What you have to do:
If a record below holds a picture, drop the picture and copy everything else exactly.

Listed records:
....

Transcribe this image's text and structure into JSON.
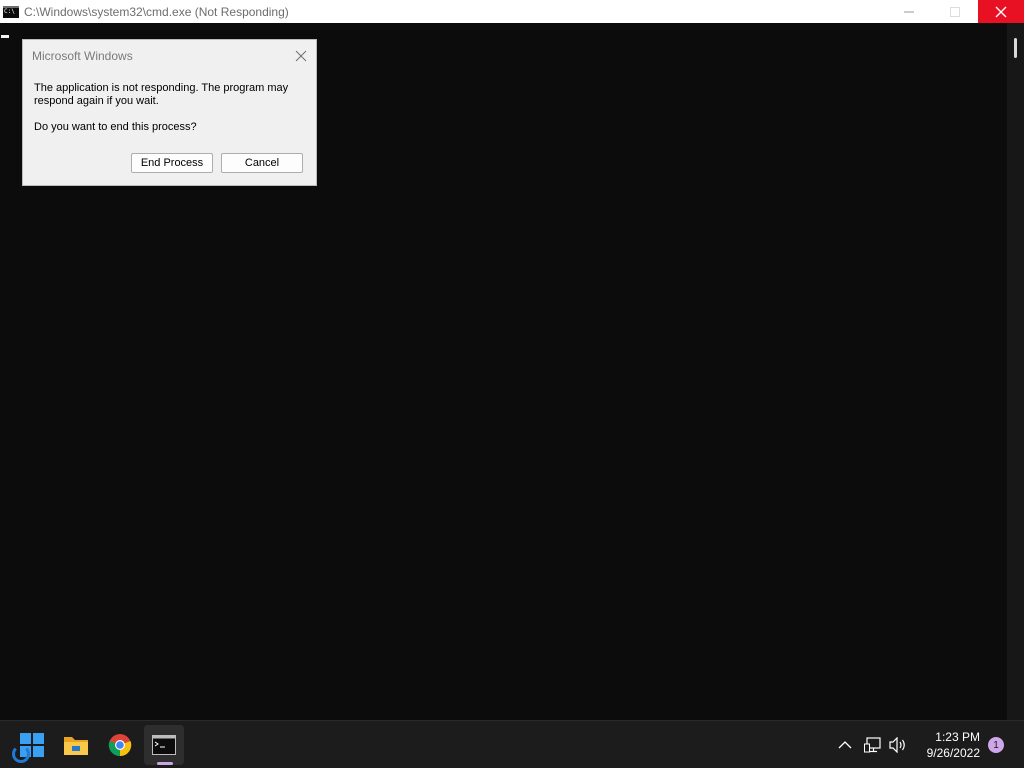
{
  "window": {
    "title": "C:\\Windows\\system32\\cmd.exe (Not Responding)",
    "controls": {
      "minimize_icon": "minimize-icon",
      "maximize_icon": "maximize-icon",
      "close_icon": "close-icon",
      "close_color": "#e81123"
    }
  },
  "dialog": {
    "title": "Microsoft Windows",
    "message": "The application is not responding. The program may respond again if you wait.",
    "question": "Do you want to end this process?",
    "buttons": {
      "end_process": "End Process",
      "cancel": "Cancel"
    }
  },
  "taskbar": {
    "apps": [
      {
        "name": "start",
        "icon": "windows-start-icon",
        "accent": "#3aa0f3"
      },
      {
        "name": "file-explorer",
        "icon": "folder-icon",
        "accent": "#f6c142"
      },
      {
        "name": "chrome",
        "icon": "chrome-icon"
      },
      {
        "name": "command-prompt",
        "icon": "terminal-icon",
        "active": true
      }
    ],
    "tray": {
      "chevron_icon": "chevron-up-icon",
      "network_icon": "network-icon",
      "volume_icon": "volume-icon"
    },
    "clock": {
      "time": "1:23 PM",
      "date": "9/26/2022"
    },
    "notification_count": "1"
  }
}
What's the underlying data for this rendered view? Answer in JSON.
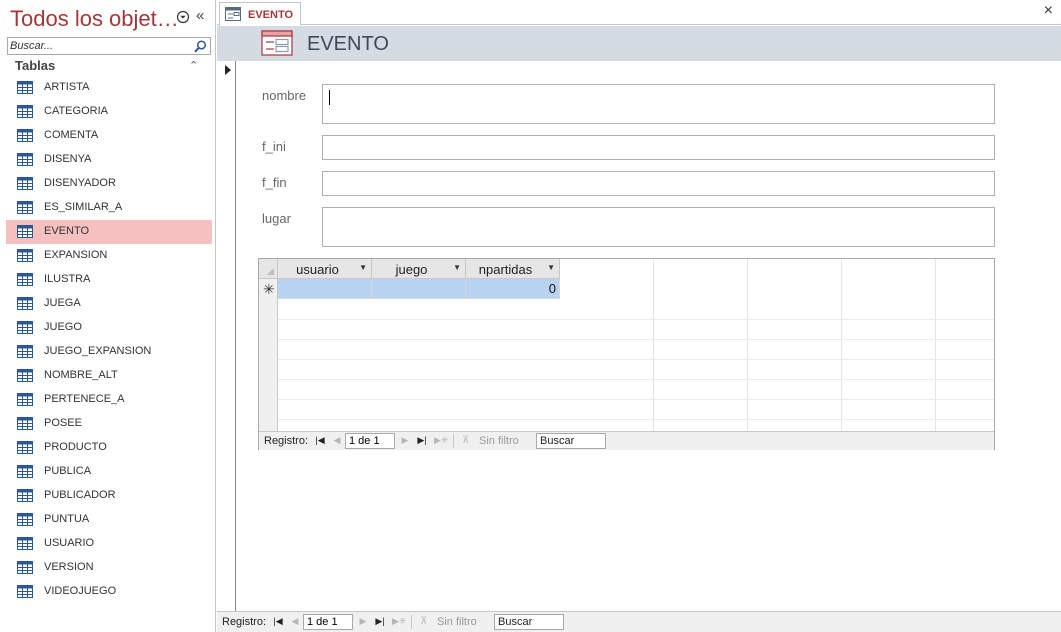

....

Expected answer:
Transcribe this image's text and structure into JSON.
{
  "window": {
    "title": "C:\\Windows\\system32\\cmd.exe (Not Responding)",
    "controls": {
      "minimize_icon": "minimize-icon",
      "maximize_icon": "maximize-icon",
      "close_icon": "close-icon",
      "close_color": "#e81123"
    }
  },
  "dialog": {
    "title": "Microsoft Windows",
    "message": "The application is not responding. The program may respond again if you wait.",
    "question": "Do you want to end this process?",
    "buttons": {
      "end_process": "End Process",
      "cancel": "Cancel"
    }
  },
  "taskbar": {
    "apps": [
      {
        "name": "start",
        "icon": "windows-start-icon",
        "accent": "#3aa0f3"
      },
      {
        "name": "file-explorer",
        "icon": "folder-icon",
        "accent": "#f6c142"
      },
      {
        "name": "chrome",
        "icon": "chrome-icon"
      },
      {
        "name": "command-prompt",
        "icon": "terminal-icon",
        "active": true
      }
    ],
    "tray": {
      "chevron_icon": "chevron-up-icon",
      "network_icon": "network-icon",
      "volume_icon": "volume-icon"
    },
    "clock": {
      "time": "1:23 PM",
      "date": "9/26/2022"
    },
    "notification_count": "1"
  }
}
What's the underlying data for this rendered view? Answer in JSON.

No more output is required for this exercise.